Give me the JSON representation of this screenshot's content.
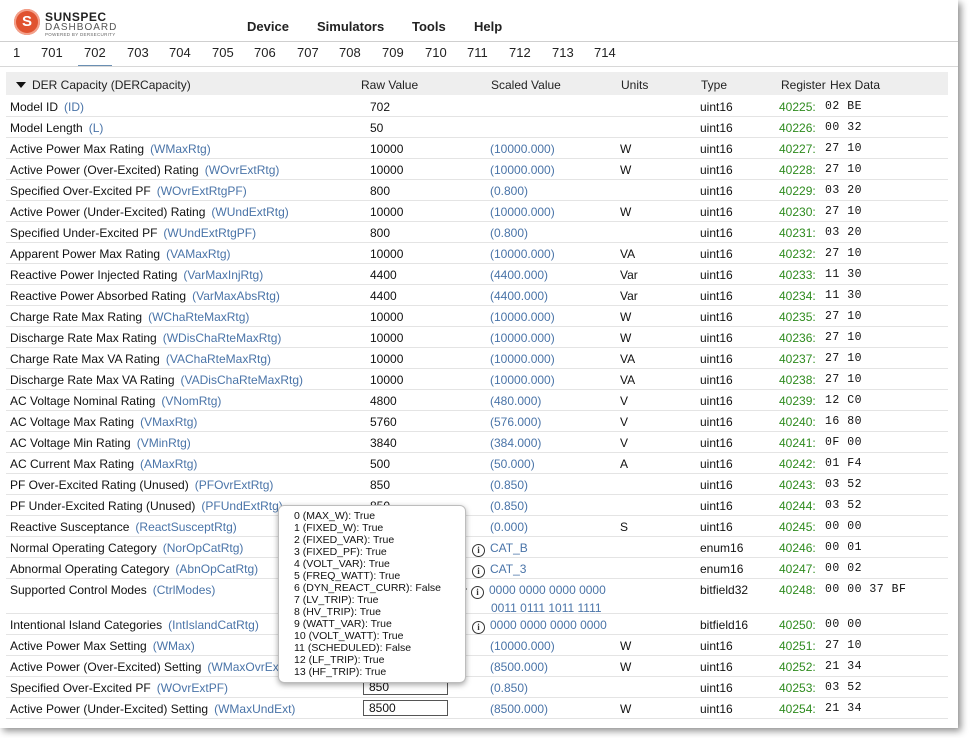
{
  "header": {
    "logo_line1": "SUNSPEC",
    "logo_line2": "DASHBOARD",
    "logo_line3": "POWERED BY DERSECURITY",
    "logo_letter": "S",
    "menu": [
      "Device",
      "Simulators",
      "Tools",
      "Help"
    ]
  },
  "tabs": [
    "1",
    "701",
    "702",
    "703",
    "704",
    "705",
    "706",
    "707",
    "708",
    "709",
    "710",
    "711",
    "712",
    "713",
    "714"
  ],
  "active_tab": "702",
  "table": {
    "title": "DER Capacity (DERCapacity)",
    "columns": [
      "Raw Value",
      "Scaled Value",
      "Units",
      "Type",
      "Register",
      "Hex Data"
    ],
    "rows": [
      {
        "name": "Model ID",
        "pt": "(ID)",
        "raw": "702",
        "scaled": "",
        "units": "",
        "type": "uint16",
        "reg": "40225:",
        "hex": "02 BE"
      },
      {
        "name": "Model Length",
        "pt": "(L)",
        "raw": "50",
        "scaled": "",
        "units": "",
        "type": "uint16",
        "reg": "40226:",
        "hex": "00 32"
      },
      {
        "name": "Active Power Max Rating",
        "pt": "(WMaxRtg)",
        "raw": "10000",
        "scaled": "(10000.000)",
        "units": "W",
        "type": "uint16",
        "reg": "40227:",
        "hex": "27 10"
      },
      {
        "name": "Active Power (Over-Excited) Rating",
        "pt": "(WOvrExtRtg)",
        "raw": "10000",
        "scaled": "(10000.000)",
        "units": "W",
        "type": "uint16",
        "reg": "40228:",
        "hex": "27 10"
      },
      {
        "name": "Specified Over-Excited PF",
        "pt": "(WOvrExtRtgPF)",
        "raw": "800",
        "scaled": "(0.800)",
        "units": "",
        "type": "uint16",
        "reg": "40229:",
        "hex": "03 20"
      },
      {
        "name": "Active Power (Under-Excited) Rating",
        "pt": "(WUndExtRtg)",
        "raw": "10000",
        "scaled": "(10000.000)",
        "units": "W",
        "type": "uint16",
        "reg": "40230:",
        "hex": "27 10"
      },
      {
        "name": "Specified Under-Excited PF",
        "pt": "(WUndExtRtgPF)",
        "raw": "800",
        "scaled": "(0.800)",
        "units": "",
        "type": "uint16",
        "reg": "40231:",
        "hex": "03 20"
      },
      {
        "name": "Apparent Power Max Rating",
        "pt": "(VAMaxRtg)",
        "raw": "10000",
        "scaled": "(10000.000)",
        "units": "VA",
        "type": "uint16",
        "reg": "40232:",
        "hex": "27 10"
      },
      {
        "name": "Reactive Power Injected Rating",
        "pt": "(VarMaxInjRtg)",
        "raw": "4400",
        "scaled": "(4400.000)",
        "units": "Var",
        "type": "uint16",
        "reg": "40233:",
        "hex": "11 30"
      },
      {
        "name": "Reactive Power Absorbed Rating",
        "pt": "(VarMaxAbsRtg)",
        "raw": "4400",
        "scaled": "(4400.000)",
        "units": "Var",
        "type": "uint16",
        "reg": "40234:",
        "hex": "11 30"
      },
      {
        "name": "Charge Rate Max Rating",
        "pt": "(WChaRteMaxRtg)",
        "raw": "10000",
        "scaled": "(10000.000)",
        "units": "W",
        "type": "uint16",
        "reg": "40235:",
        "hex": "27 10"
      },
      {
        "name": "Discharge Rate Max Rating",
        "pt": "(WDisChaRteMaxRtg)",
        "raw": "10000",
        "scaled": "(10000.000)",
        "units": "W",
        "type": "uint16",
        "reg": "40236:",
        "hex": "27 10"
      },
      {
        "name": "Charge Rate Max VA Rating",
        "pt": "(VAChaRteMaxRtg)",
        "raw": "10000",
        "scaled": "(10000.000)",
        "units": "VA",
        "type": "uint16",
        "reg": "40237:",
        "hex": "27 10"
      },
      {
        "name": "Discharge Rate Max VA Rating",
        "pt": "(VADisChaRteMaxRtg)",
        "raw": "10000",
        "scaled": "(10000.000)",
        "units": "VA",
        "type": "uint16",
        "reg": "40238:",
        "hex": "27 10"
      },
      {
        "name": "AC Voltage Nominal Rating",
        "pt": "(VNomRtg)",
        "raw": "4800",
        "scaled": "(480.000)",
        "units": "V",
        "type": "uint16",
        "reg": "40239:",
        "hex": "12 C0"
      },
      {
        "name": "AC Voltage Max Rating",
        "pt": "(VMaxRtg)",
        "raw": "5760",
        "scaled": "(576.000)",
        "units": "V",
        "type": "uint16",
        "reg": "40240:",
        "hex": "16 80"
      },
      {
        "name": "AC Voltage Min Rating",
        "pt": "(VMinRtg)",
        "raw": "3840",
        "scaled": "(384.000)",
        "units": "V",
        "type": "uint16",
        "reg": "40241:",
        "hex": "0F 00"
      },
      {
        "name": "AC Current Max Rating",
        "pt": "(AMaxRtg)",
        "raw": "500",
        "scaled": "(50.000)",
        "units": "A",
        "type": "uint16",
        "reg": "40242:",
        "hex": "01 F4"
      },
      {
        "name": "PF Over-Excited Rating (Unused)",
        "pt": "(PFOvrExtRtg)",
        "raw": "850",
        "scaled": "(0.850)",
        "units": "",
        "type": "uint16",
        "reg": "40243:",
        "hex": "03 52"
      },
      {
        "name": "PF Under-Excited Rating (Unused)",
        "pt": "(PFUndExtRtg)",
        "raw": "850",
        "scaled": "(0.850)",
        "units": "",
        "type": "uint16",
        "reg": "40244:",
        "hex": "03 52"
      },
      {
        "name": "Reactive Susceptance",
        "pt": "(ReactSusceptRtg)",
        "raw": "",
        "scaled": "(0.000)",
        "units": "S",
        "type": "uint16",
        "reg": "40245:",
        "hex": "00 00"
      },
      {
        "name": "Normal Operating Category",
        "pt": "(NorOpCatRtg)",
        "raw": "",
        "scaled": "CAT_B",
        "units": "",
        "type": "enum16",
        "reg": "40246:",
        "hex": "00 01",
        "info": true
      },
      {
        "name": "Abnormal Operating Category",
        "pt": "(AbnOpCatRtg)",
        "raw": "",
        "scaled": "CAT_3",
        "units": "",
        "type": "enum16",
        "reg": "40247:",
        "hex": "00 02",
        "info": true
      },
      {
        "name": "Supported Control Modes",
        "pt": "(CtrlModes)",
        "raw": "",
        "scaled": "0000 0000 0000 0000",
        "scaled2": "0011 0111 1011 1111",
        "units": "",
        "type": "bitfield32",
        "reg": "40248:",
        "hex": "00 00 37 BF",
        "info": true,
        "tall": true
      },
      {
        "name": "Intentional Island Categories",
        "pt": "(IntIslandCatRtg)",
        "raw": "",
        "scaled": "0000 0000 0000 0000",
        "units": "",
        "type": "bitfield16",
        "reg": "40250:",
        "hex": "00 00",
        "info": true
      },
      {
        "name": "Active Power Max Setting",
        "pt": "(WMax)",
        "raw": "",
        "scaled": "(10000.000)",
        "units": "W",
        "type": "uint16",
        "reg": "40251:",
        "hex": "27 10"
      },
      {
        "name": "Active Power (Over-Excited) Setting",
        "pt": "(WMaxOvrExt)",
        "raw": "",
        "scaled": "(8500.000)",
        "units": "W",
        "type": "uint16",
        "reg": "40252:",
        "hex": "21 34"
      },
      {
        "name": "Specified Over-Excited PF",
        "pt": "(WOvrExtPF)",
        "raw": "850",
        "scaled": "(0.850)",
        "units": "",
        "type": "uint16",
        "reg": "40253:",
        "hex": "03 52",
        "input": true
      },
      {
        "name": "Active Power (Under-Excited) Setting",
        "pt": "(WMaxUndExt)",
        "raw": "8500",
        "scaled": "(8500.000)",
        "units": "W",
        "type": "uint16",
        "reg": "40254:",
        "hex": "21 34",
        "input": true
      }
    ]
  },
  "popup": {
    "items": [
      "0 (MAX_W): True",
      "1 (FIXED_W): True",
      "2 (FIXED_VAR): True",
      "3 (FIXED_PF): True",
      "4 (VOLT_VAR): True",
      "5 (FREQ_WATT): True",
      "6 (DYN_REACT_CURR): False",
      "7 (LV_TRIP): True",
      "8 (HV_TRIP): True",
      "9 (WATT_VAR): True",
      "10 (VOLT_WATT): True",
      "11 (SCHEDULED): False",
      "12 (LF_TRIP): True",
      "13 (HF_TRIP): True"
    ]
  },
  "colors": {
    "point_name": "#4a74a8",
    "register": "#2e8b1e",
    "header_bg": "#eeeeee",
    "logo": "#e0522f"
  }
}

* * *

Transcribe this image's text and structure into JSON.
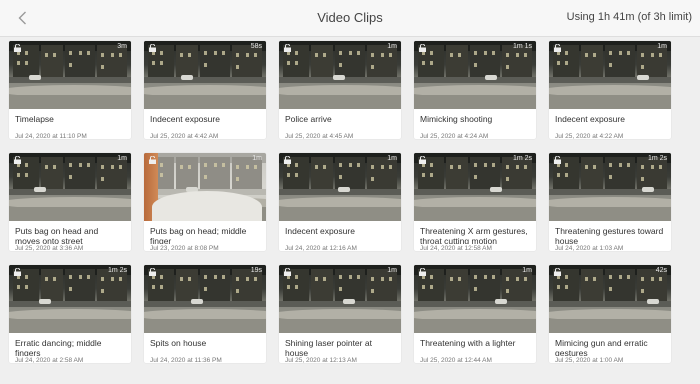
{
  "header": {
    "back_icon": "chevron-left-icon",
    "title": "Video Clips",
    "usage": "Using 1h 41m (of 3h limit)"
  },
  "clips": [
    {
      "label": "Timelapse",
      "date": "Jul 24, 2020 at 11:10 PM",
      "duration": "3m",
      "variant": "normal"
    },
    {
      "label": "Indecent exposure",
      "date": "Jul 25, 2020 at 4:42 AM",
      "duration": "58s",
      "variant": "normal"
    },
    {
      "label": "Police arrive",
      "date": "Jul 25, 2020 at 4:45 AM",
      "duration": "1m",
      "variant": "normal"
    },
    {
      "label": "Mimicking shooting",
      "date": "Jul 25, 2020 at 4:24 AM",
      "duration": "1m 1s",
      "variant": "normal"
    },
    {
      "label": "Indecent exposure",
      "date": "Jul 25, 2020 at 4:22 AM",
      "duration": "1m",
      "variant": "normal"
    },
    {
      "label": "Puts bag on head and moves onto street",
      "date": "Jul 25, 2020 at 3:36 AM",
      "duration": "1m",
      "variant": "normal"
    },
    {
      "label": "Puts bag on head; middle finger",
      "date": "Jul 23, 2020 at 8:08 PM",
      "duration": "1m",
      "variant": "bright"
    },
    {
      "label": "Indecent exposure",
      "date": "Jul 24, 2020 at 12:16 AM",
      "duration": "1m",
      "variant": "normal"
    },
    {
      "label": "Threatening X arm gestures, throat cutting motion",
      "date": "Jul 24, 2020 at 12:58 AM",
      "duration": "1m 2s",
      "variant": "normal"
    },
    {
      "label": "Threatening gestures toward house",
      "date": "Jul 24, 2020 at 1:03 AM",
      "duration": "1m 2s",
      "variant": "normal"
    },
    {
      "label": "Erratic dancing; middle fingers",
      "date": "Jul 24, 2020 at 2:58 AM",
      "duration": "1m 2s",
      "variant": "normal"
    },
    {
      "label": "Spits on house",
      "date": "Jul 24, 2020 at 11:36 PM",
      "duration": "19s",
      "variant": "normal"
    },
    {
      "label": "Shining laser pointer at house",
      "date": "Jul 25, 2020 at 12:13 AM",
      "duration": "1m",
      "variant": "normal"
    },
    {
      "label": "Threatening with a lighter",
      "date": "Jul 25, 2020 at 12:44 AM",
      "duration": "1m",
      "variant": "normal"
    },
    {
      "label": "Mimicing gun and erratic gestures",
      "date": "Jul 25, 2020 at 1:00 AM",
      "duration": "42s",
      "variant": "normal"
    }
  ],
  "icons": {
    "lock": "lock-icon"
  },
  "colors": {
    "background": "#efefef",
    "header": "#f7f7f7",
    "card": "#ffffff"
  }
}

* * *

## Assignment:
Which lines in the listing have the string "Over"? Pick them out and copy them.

## Answer to this task:
        "name": "Active Power (Over-Excited) Rating",
        "name": "Specified Over-Excited PF",
        "name": "PF Over-Excited Rating (Unused)",
        "name": "Active Power (Over-Excited) Setting",
        "name": "Specified Over-Excited PF",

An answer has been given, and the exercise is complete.